Arnold Silva, director of Clinical Research at Boise Kidney and Hypertension Institute, expressed a need for new tools to treat these CKD patients. He commented that lowering serum phosphorus is a priority in managing patients on dialysis.
“Years of research have demonstrated the negative consequences associated with even slight elevations in serum phosphorus. Despite our best efforts with currently available therapies, managing phosphorus remains a significant challenge,” Silva said in a statement.
“We need new tools. I’ve closely followed the extensive clinical development of tenapanor, not only as an interested nephrologist but also as a clinical investigator. I’ve seen the clinical benefits of tenapanor first-hand in my patients and I’m stunned that the FDA is not granting approval of this novel mechanism drug, despite extensive clinical data demonstrating its safety and efficacy,” he added.
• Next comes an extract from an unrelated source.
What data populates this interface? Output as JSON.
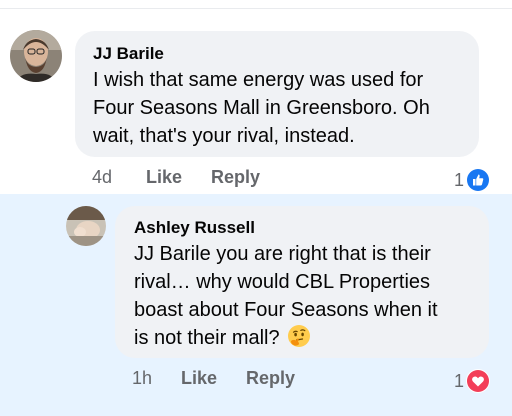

Earlier this week, after the FDA signaled it planned to reject tenapanor, some nephrologists expressed disappointment with the regulatory agency. In a survey, some suggested concern over the FDA’s methods to approve drugs, including the recent controversial approval of Biogen’s Aduhelm, which was greenlit for Alzheimer’s even after the advisory panel recommended against it. According to Spherix Global Insights, more than half of the surveyed nephrologists believe tenapanor is a drug that should be approved, with less than 5% calling for a rejection of the medication.